On 5 December, Edinburgh University’s student-run women in technology group, the ‘Hoppers,’ celebrated their 10th anniversary.
The group is named after Grace Hopper, an American computer science pioneer who paved the way for computer programming languages like COBOL.
Here is one Hopper's report of their anniversary event:
“Established in September 2005 to provide a peer-support network for female students in the School of Informatics at the University of Edinburgh, the Hoppers has managed to thrive despite the constantly changing constituency of members.”
“The group is entirely run by students, for students, and we believe that Edinburgh University Hoppers is one of the oldest student-run societies for women in computing. Over the years Hoppers has created a sense of community, particularly among the undergraduate women in Informatics, who represent approximately 17% of the total cohort.
“Most of the group’s events are focused on skill-development, and coding nights are always popular. However, the ultimate goal is to cultivate an open community with the aim to provide a supportive and inclusive society where people are comfortable and build both technical and networking skills to thrive in the tech environment.
“Moreover each year the society elects a small committee of ‘presidents’ who develop further skills in fundraising, event planning and financial management.”
“Despite the wild and windy weather, approximately 50 participants joined the celebrations on 5 December.
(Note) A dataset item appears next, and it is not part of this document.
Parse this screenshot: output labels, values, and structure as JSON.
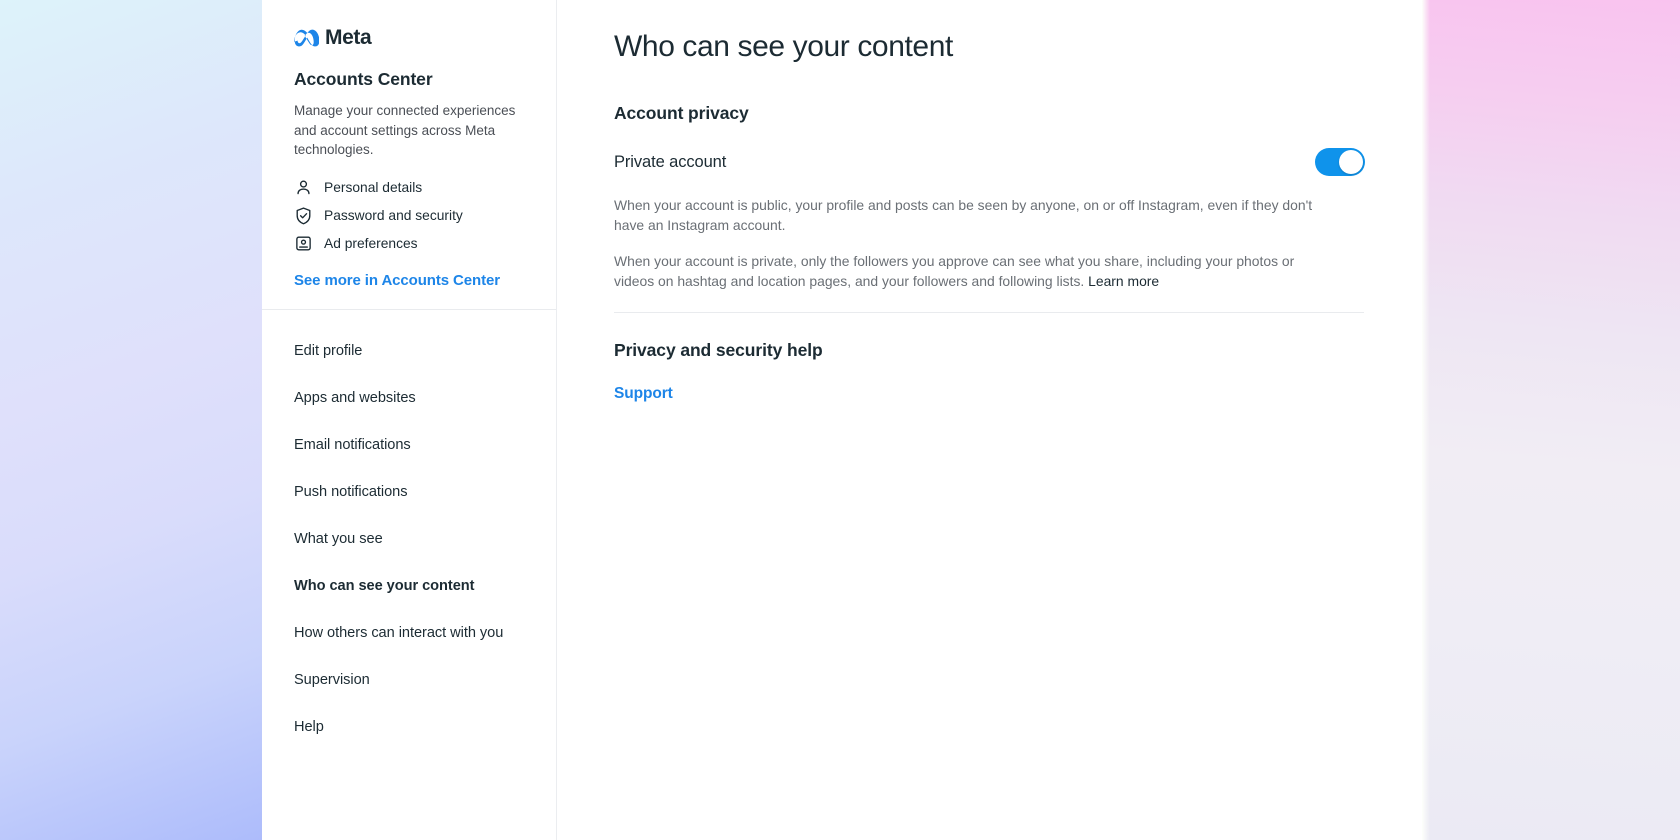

The event brought together old and new Hoppers, undergrads, postgrads, staff and alumnae, including presidents spanning the past 10 years.
“Role models have always played an important part in Hoppers activities, and this event was no exception. The afternoon started with a series of short talks from researchers and alumnae."
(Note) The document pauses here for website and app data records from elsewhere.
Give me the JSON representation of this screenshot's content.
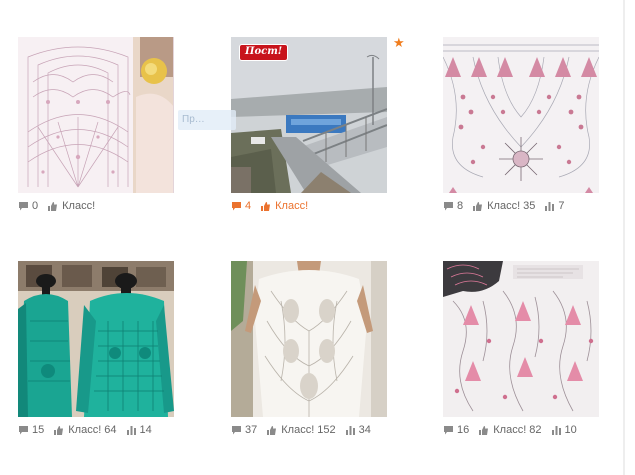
{
  "colors": {
    "accent": "#eb722e",
    "badge": "#c8141c",
    "meta_text": "#666666"
  },
  "tiles": [
    {
      "name": "doily-chart-photo",
      "comments": "0",
      "klass_label": "Класс!",
      "klass_count": "",
      "views": "",
      "active": false
    },
    {
      "name": "station-street-photo",
      "badge": "Пост!",
      "comments": "4",
      "klass_label": "Класс!",
      "klass_count": "",
      "views": "",
      "active": true
    },
    {
      "name": "pineapple-pattern-chart",
      "comments": "8",
      "klass_label": "Класс!",
      "klass_count": "35",
      "views": "7",
      "active": false
    },
    {
      "name": "teal-sweater-photo",
      "comments": "15",
      "klass_label": "Класс!",
      "klass_count": "64",
      "views": "14",
      "active": false
    },
    {
      "name": "white-lace-top-photo",
      "comments": "37",
      "klass_label": "Класс!",
      "klass_count": "152",
      "views": "34",
      "active": false
    },
    {
      "name": "lace-top-schema-page",
      "comments": "16",
      "klass_label": "Класс!",
      "klass_count": "82",
      "views": "10",
      "active": false
    }
  ],
  "ghost_tooltip": "Пр…",
  "icons": {
    "comment": "comment-icon",
    "klass": "thumbs-up-icon",
    "views": "bar-chart-icon",
    "star": "star-icon"
  }
}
“Guest speaker Dr Katia Shutova - a Leverhulme Early Career Fellow at the University of Cambridge - discussed her research in natural language processing, in particular computational modelling of metaphor, giving interesting insights into how we can be subliminally influenced by the metaphors that politicians use, and describing a system to automatically paraphrase into more neutral language.”
"Professor Jane Hillston holds a Personal Chair in Quantitative Modelling in the School of Informatics. Jane discussed her path to computer science and the female role models who supported and influenced her. She stressed the impact that the existence of strong role models can have in encouraging more women into the discipline, and exhorted all present to be conscious of their own potential to be role models for the next generation."
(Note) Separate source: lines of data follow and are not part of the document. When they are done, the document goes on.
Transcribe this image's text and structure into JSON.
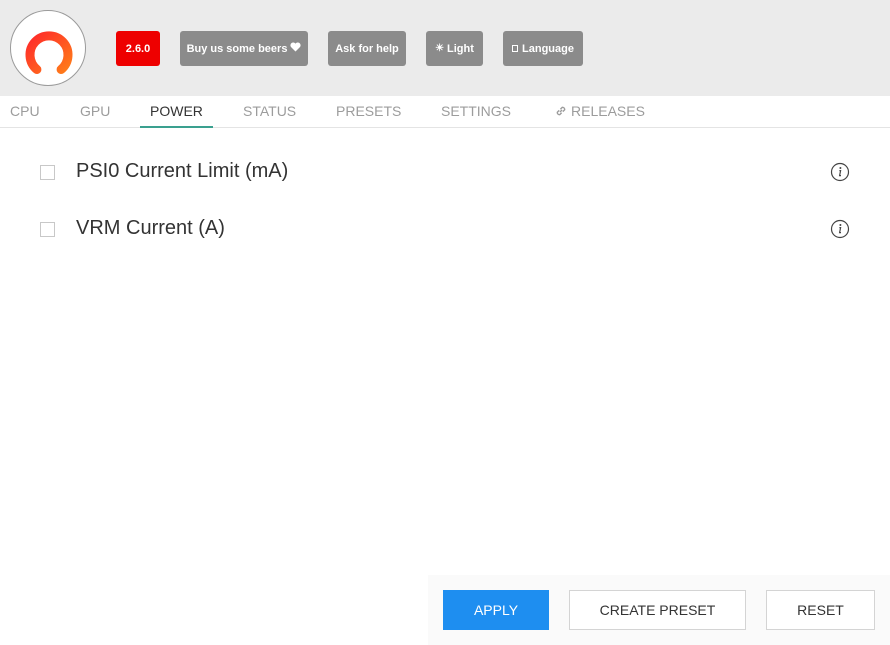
{
  "header": {
    "logo_icon": "app-logo-icon",
    "version_label": "2.6.0",
    "beers_label": "Buy us some beers",
    "beers_icon": "heart-icon",
    "help_label": "Ask for help",
    "light_label": "Light",
    "light_icon": "sun-icon",
    "language_label": "Language",
    "language_icon": "square-icon",
    "colors": {
      "background": "#ebebeb",
      "version_badge": "#ee0000",
      "button": "#8b8b8b"
    }
  },
  "tabs": [
    {
      "label": "CPU"
    },
    {
      "label": "GPU"
    },
    {
      "label": "POWER",
      "active": true
    },
    {
      "label": "STATUS"
    },
    {
      "label": "PRESETS"
    },
    {
      "label": "SETTINGS"
    },
    {
      "label": "RELEASES",
      "icon": "link-icon"
    }
  ],
  "power": {
    "items": [
      {
        "label": "PSI0 Current Limit (mA)",
        "checked": false,
        "icon": "info-icon"
      },
      {
        "label": "VRM Current (A)",
        "checked": false,
        "icon": "info-icon"
      }
    ]
  },
  "footer": {
    "apply_label": "APPLY",
    "create_preset_label": "CREATE PRESET",
    "reset_label": "RESET",
    "colors": {
      "apply": "#1e8ef0",
      "active_tab": "#3aa08f"
    }
  }
}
“The final talk was given by Kate Ho, who as an undergraduate in 2005 was one of the instigators for the formation of the Hoppers group. With a portfolio career that has included completing a PhD, starting a successful start-up and now working on the digital interface to the Scottish Government, Kate has a broad perspective. She spoke about the importance of community and networking, from a technical point of view, and more broadly.
“Kate pointed out that we are fortunate in Edinburgh to have a thriving tech community with many tech meetups on offer every week, but spoke with understanding about how intimidating these can be particularly for novice, female programmers. Nevertheless she encouraged everyone to get involved in multiple communities, including Hoppers, to expand their network and their skills."
“Further activities in the afternoon included a panel session, allowing the audience to pose questions to women at different stages of their careers, both within industry and academia.
"Topics raised included how to widen the pipeline to get more female students into the discipline, facilitating transfer into the community for women who perhaps initially completed a degree in a different discipline and how to overcome the ‘guild’ mentality, which can be particularly off-putting for women who are lacking confidence in their technical abilities."
"The speed networking session that followed quickly overcame the students' initial shyness and the room was soon buzzing with lively conversation, further facilitated by drinks and canapés.
“As a momento of the occasion, participants were encouraged to visit our photo booth where they could have their picture taken with a life-sized iconic picture of Grace Hopper.
“Like all Hopper events, this was run by students, for students, with minimal support from the staff in the School of Informatics. Nevertheless a few female staff came along to share in the fun and it was a pleasure to see the joy and excitement that these young women have in their chosen field of study. The value that they derive from the group is evident from the fact that it has kept going for over 10 years. Given the enthusiasm and passion of the current female cohort, it will keep going for at least another 10 years.”